The matter was taken before the High Court of Delhi where the Court noted that the Authority committed an error in interpreting Section 90 of ITA and the settled legal position that the DTAA ought to override the provisions of ITA. The tax liability of the respondent was required to be assessed on  the  basis  of  the  provisions  in  the  stated  treaty, namely, DTAA.

The High Court was of the opinion that the Authority proceeded  on  a  wrong  premise  by first  examining  the efficacy  of Section  5(2)(b)  and  Section  9(1)(i)  of  ITA  instead  of applying  the provisions  in  Articles 5  and  7  of  the  DTAA for ascertaining the respondent’s liability to tax. Further, the nature of  activities  carried  on  by  the  respondent-assessee  in the  liaison offices  being  only of preparatory and  auxiliary character,  were clearly excluded by virtue of deeming provision.

Issues discussed by the Supreme Court:

Whether the activities carried out by the Company would qualify the expression of preparatory or auxiliary character?
  1. The respondent was involved in activities of downloading particulars  of  remittances  through  electronic  media  and  then printing cheques/drafts  drawn  on  the  banks  in  India,  which,  in turn, were couriered or dispatched to the beneficiaries in India, in accordance with the instructions of the NRI remitter.  While doing so, the liaison office of the respondent in India was connected with its main server in UAE and the information residing thereat is  accessed  by  the  liaison  office in  India  for  the  purpose  of remittance  of  funds  to  the  beneficiaries  in  India by the  NRI remitters.
  2. The judicial consensus in India has been that Section 90 of ITA is specifically  intended  to  enable  and  empower  the  Central Government  to  issue  a  notification  for  implementation  of the  terms  of  a  DTAA. When   that   happens,   the   provisions   of   such   an agreement, with respect to cases to which they apply, would operate even if it’s inconsistent with the provisions of the Income Tax Act.
  3. The conditions established for the respondents by RBI were clear that their offices in India cannot undertake any other activity of trading, commercial or industrial without prior permission of the RBI. The activities in question  of the liaison  office(s) of  the  respondent  in India are circumscribed by the permission given by the RBI and were in the nature of  preparatory  or  auxiliary  character.
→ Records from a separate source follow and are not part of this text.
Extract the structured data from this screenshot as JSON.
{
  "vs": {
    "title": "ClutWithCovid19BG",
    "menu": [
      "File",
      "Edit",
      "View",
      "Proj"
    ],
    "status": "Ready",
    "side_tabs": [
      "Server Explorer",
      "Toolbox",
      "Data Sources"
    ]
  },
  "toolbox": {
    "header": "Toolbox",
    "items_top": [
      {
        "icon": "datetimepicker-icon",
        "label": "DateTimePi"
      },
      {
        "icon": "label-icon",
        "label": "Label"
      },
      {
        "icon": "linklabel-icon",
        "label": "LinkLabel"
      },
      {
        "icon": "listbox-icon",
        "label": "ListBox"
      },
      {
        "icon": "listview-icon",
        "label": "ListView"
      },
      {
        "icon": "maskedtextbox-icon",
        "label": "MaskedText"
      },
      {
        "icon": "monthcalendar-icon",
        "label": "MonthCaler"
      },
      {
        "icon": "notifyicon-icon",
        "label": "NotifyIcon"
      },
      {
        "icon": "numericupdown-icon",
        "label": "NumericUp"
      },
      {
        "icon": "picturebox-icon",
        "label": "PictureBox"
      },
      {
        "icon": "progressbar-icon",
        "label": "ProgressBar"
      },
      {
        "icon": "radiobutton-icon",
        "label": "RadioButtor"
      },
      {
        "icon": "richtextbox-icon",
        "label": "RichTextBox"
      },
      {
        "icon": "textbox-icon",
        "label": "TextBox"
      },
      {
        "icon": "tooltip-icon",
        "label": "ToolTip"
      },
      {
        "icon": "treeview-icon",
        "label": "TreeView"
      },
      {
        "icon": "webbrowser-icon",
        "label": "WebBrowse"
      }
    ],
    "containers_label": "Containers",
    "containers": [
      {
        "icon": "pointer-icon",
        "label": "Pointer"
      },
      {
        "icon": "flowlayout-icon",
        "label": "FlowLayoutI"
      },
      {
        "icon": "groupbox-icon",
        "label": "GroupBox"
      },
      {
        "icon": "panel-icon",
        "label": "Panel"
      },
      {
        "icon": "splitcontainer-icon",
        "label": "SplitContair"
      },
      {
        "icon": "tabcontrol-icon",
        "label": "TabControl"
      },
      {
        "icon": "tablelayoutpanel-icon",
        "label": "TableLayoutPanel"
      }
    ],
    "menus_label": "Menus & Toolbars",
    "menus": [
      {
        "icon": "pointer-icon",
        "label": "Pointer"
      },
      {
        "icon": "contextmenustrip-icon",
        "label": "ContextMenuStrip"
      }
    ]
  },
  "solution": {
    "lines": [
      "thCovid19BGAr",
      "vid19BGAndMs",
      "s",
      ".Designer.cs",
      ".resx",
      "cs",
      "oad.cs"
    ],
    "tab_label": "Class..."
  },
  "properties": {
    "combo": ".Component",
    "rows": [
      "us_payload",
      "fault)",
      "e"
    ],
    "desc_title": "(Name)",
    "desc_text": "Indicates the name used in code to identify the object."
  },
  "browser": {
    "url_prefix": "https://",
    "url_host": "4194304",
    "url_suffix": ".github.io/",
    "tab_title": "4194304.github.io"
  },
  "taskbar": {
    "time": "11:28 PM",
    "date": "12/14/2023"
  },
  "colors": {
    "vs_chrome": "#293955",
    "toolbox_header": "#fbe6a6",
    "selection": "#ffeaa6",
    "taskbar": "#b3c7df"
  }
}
That finding reached by the High Court is unexceptionable.

What type of income is deemed to accrue or arise in India?
  • All income accruing or arising, whether directly or indirectly, through any business connection in India, or from any property in India, or through any asset or source of income in India, or through the transfer of a capital asset situate in India. Business connection includes any business activity carried out through a person who acts on behalf of a non-resident.
  • An income accrued by a Company which habitually exercise  their  authority to conclude contact on behalf of a non-resident in India,  unless  the said  activities  are  limited  to  purchase  of  goods  or  merchandise  for  the  non-resident.
  • An income accrued by a Company which habitually maintains a stock of goods or merchandise in India from which they regularly deliver goods or merchandise on behalf of a non-resident.
  • An income accrued by a Company which habitually secures orders in India, mainly or wholly for a non-resident. It should be noted that these business connections should include business activity carried out through a broker, general commission agent or any other agent having an independent status.
Conclusion:

The Supreme Court has times and now cleared the difference between the expressions “business connection” and “business activity”. Even in the present case, this difference was well articulated. To summarise, even  if  the stated activity(ies) of a Liaison  office  of  a  Company in India is regarded as business activity, as noted earlier, the same being “of preparatory  or  auxiliary  character”;  by virtue  of  Article  5(3)(e) of the  DTAA,  the  fixed  place  of business  (Liaison  office)  of  a Company in  India  otherwise  a  PE, is  deemed  to  be expressly excluded from being so. And since by a legal fiction it is deemed not to be a PE of the said company, it is not amenable to tax liability in terms of Article 7 of the DTAA.